By Curtis K. Shelburne: Religion columnist
A few months ago, my wife and I and two of our sons stood beneath a giant tree in a Ugandan rain forest. The guide explained to us that what we had thought was the bark of the tree was actually a parasitic vine that had for multiplied scores of years been slowly encapsulating the actual tree. Then he pointed to a few “gaps” in the vine where we could see the tree itself. The tree and the vine were inseparable.
In this mortal life, life itself and death are like that.
A couple of Tuesdays ago, one week before Christmas Day, we got word that my sister had died. She had been in terrible health for years, so it was hardly unexpected, and it was in many ways a deep blessing. Still, when such a time comes and your universe changes, it is always a bit jarring to realize it has actually happened.
So on the Friday before Christmas, we found ourselves coveyed up with our extended family at a warm little church in Robert Lee, Texas, and then at the picturesque little cemetery eight miles out of town in the Edith Community (not much community left), a stone’s throw from the now-fallen-down cabin where my mother was born. We stood near my parents’ graves and did the work of brothers laying a sister’s body to rest.
Just a few days earlier—before he had any idea we’d be heading to a family funeral—my younger brother Jim, also a pastor, had written about yet again standing with a family in a hospital room, and realizing how deep the connection is between two holy moments: “our first and our final breaths.”
“As the vigil unfolds, finally, the last critical breath of musty earth-air is exhaled and somewhere unseen, the same now unfettered soul breathes its first exhilarating breath of heaven.”
It’s poignantly ironic, Jim wrote, that “at the other end of the same hospital, people participate in a struggle of a different kind, a labor whose fruition is a new life, taking a first critical breath that officially encumbers and indentures it into a season of humanity. . . . One soul is freed from time; the other soul is bound by it, for a time.”

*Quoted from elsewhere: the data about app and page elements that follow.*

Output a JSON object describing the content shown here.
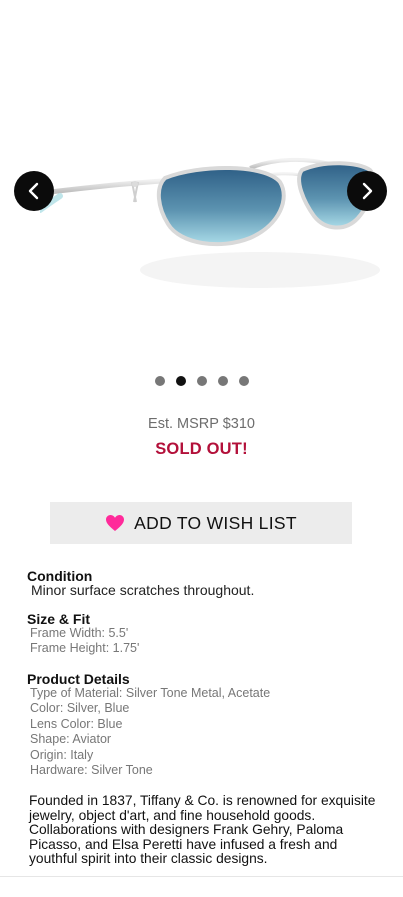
{
  "gallery": {
    "prev_icon": "chevron-left-icon",
    "next_icon": "chevron-right-icon",
    "image_alt": "sunglasses-image",
    "dots": [
      false,
      true,
      false,
      false,
      false
    ]
  },
  "pricing": {
    "msrp": "Est. MSRP $310",
    "status": "SOLD OUT!",
    "status_color": "#b3103a"
  },
  "wishlist": {
    "label": "ADD TO WISH LIST",
    "icon": "heart-icon",
    "icon_color": "#ff2a9a"
  },
  "condition": {
    "title": "Condition",
    "text": "Minor surface scratches throughout."
  },
  "size_fit": {
    "title": "Size & Fit",
    "lines": [
      "Frame Width: 5.5'",
      "Frame Height: 1.75'"
    ]
  },
  "product_details": {
    "title": "Product Details",
    "lines": [
      "Type of Material: Silver Tone Metal, Acetate",
      "Color: Silver, Blue",
      "Lens Color: Blue",
      "Shape: Aviator",
      "Origin: Italy",
      "Hardware: Silver Tone"
    ]
  },
  "description": "Founded in 1837, Tiffany & Co. is renowned for exquisite jewelry, object d'art, and fine household goods. Collaborations with designers Frank Gehry, Paloma Picasso, and Elsa Peretti have infused a fresh and youthful spirit into their classic designs."
}
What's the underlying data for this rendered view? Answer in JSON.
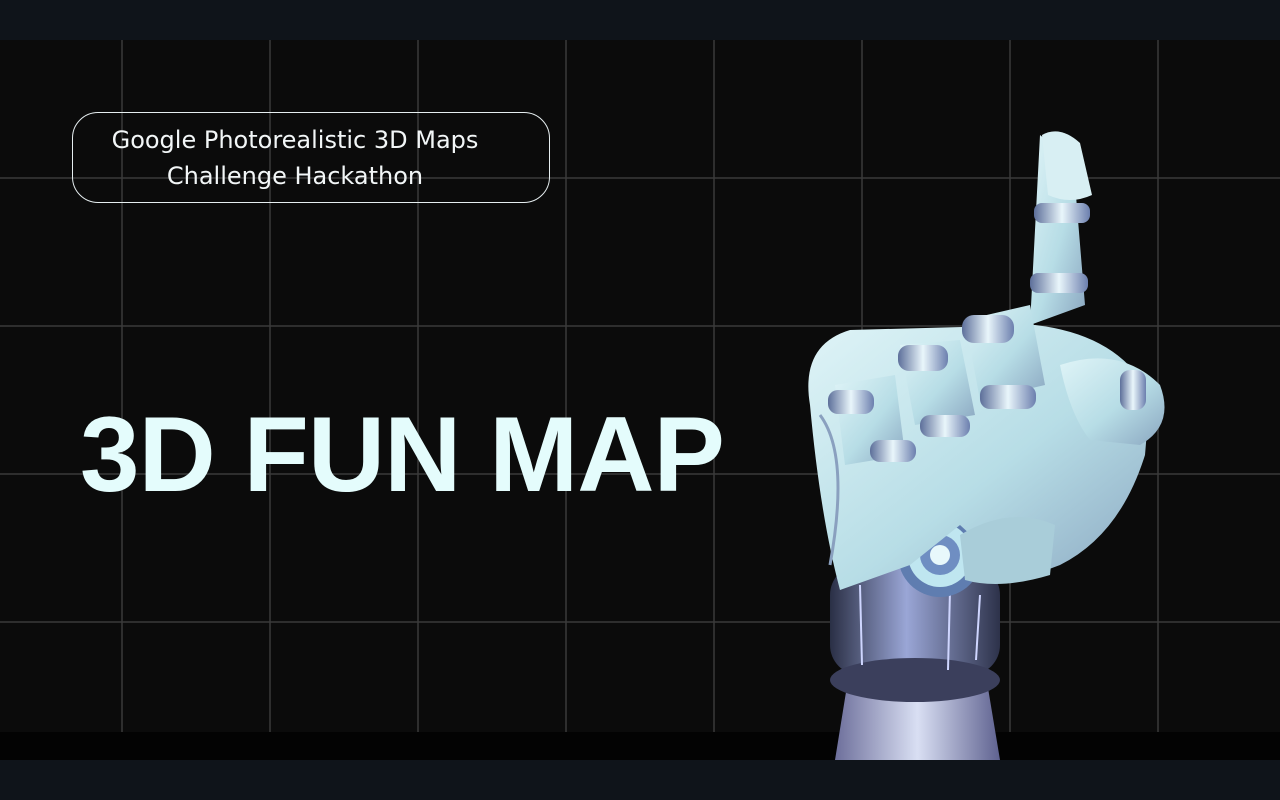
{
  "slide": {
    "subtitle_line1": "Google Photorealistic 3D Maps",
    "subtitle_line2": "Challenge Hackathon",
    "title": "3D FUN MAP"
  },
  "image": {
    "icon": "robot-hand-pointing-up"
  },
  "colors": {
    "background": "#0b0b0b",
    "letterbox": "#0f141a",
    "grid": "#3a3a3a",
    "title": "#e4fcfc",
    "pill_border": "#e6eef0",
    "robot_body": "#bfe4ea",
    "robot_shadow": "#7a8fa8",
    "robot_joint": "#8da0c8"
  }
}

Just a breath or two after we left the cemetery, my family gathered for Christmas, gathered literally from across continents, and began to share smiles and laughter, good times together, fun and not a little food, and, not least, an eleven-month-old smiling granddaughter still at that wonderfully guileless age where the boxes the presents come in are as much fun for her as the gifts.

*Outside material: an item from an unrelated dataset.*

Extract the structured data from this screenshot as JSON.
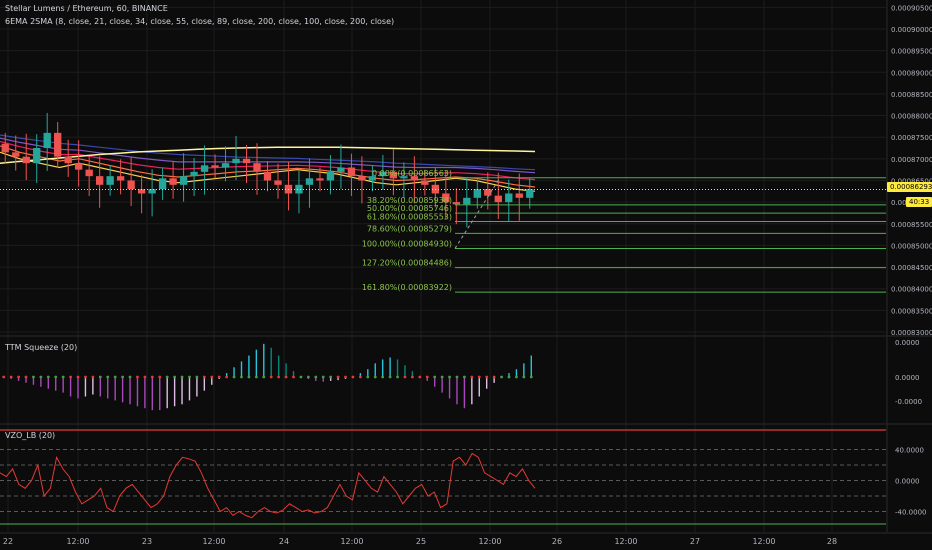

Yesterday, my firstborn called to say that he and his wife had heard the heartbeat of their unborn child. (It’s fast! Another beautiful granddaughter!?)
Jim’s right. “Because a baby born in a barn grew up, tasted fully of life, and was later laid in a tomb; and because he walked out of that tomb alive again, we also can walk away from funerals and cemeteries without leaving our hope in a casket.”
The new year has begun. Fine. I’m for any reason to take a day off and spend it with family. But the real hope of new life has nothing to do with calendars and everything to do with Bethlehem.